I believe in this context, spoil is not referring to food safety issues such as dangerous pathogens, but rather that the dish does not fulfill its culinary promise.
For example, any soup or stew that is cooked on too high a heat will become burnt on the bottom. You won't get sick from eating it, but from a flavor aspect, it's spoiled.
Not being an expert in cooking gumbo, I can't cite all the specifics, but there surely is an optimum heat and time that it should be cooked. Stray too far from the base recipe and technique, and you may spoil the gumbo.
From your comments, it sounds like the recipe calls for cooking the gumbo to a point of "doneness", and then turning down the heat so that it stays below the boiling point. In other words, if the fully cooked gumbo continues cooking at a full boil, the recipe will be spoiled.
"Spoiled" is a common term used for judging whether food is fit to eat. It is supposed to apply to food which is full of potentially pathogenic bacterial colonies, but of course, it is impossible to see bacteria.
However, there is one quite sure sign of bacteria: slime. Bacterial colonies tend to produce slime on usually-dry food items. So, people have learned to associate slime with bacteria. If somebody is not very discriminating, he or she may decide that every slimy food must be spoiled.

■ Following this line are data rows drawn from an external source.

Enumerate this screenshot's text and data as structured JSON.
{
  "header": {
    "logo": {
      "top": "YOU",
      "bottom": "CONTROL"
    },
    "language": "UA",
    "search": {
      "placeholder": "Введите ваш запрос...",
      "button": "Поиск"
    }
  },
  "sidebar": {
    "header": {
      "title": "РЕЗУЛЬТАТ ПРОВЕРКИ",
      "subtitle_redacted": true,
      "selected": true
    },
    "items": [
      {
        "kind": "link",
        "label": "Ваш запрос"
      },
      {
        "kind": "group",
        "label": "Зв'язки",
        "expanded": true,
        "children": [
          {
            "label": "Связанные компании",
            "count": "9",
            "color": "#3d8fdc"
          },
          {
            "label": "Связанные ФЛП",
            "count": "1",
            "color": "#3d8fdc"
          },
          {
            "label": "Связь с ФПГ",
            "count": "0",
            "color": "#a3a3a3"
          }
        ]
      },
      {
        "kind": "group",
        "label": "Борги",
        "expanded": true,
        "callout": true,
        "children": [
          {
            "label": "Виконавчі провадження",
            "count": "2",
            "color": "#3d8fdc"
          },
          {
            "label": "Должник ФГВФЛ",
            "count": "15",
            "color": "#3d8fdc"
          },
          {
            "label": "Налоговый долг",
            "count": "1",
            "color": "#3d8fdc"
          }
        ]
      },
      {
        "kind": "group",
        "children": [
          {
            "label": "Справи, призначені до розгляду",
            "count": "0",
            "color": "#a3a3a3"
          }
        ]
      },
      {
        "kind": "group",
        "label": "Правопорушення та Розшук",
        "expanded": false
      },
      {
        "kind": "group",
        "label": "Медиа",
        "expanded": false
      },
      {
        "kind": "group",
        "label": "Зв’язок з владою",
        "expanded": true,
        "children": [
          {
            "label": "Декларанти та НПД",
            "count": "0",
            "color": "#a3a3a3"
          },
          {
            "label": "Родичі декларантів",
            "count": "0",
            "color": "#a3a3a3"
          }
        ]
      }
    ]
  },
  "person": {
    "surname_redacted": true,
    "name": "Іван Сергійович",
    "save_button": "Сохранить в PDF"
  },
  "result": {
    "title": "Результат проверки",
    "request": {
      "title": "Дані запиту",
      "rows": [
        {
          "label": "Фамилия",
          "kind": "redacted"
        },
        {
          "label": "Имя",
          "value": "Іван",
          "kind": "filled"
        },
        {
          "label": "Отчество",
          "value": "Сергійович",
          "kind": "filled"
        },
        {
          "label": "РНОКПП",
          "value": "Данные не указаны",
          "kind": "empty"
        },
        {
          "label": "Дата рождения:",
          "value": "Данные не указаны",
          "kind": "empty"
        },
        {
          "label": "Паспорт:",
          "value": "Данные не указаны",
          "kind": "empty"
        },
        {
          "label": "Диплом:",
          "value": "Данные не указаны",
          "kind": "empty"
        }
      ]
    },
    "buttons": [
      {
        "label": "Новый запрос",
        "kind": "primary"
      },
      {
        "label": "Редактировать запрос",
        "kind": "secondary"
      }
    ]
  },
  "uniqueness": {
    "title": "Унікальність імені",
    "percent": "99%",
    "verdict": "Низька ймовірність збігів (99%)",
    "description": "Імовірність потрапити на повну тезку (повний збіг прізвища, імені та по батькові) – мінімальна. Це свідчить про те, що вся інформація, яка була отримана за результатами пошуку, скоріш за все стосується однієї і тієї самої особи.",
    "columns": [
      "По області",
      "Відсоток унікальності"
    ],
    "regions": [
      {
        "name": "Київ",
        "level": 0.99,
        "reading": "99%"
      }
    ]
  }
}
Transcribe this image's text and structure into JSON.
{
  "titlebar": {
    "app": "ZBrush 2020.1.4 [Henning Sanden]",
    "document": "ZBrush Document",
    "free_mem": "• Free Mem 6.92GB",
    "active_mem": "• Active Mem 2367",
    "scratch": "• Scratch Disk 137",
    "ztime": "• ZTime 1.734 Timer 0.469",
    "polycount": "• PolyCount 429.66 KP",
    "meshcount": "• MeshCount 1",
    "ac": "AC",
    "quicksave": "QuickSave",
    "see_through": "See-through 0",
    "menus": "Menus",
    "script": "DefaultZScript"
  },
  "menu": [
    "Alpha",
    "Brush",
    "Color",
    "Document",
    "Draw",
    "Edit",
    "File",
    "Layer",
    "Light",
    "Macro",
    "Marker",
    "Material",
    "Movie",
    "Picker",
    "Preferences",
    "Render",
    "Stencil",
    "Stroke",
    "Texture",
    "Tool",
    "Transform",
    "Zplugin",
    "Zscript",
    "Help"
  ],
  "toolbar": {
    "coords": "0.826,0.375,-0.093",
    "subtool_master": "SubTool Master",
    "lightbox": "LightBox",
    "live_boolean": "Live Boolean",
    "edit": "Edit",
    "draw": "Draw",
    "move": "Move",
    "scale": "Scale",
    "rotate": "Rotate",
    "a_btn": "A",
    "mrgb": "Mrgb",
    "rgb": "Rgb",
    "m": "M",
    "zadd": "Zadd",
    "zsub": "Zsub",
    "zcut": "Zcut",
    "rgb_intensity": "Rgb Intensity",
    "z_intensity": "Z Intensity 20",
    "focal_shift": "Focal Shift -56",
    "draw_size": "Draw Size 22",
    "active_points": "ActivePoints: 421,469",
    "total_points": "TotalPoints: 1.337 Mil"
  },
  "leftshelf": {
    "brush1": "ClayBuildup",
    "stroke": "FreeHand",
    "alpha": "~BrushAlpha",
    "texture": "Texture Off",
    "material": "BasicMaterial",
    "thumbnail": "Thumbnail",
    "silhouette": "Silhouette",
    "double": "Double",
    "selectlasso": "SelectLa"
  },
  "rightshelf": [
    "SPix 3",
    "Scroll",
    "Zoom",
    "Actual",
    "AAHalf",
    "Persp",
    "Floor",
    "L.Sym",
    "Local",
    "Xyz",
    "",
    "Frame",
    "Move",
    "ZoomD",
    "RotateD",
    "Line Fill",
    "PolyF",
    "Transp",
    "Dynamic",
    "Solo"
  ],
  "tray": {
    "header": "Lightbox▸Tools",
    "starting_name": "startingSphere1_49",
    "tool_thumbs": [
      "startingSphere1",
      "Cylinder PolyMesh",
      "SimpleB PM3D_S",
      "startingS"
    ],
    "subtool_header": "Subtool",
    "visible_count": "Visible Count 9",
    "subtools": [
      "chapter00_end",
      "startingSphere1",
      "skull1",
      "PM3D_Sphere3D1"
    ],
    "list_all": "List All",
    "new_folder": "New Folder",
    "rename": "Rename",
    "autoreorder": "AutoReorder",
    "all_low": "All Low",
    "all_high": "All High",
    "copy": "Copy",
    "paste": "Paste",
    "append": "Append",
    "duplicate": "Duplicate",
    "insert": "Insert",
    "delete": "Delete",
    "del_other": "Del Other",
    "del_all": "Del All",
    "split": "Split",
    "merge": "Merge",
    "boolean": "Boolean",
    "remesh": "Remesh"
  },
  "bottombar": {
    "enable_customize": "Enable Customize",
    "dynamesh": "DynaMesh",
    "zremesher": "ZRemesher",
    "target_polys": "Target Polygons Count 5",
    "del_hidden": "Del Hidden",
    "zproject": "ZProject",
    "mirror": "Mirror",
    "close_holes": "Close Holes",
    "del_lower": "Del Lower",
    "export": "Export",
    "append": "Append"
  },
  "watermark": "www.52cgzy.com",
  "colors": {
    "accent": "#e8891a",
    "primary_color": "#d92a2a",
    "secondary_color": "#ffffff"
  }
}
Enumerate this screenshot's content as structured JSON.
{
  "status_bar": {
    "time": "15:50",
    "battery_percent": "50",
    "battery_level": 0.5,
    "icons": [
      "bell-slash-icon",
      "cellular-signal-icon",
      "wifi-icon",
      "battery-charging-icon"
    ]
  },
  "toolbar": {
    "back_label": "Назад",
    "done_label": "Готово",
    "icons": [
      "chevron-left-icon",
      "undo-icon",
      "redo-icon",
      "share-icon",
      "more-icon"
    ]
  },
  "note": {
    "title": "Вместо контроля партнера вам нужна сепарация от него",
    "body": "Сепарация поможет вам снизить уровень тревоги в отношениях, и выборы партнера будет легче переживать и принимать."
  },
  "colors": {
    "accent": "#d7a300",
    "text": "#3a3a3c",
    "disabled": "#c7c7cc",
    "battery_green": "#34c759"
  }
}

Gumbo frequently contains okra, one of the rare foods which releases slime when cooked. This has nothing to do with bacteria, the compounds which create the slime are produced by the vegetable itself. But as a result, you can have slimy gumbo.
Now, if you have a person for whom "slimy" is equivalent to "spoiled", either because they think that "spoiled" is the same as "dangerous" and that "slimy" is always "dangerous", or because they know the difference, but dislike the texture and feel that any slimy food is unfit for eating, it is very probable that this person will call a slimy gumbo "spoiled". Is this correct or not? For some definitions of "spoiled", it is correct, for others, it isn't.
In any case, gumbo does not become infested with dangerous levels of pathogenic microorganisms while cooked.
To answer the question in the purest sense of the possibility of it happening, I can say that gumbo will indeed be legitimately spoiled when the pot is turned off if: a) you may have used stock that was already spoiled or b) one of your seafood ingredients may have already been spoiled. By spoiled I mean stock that had been prepared ahead of time but left out over night and refrigerated 16 hours after the time it was prepared or seafood that was stored in the fridge after it had spoiled. Both have happened to me at different times unfortunately. Very expensive lessons learned.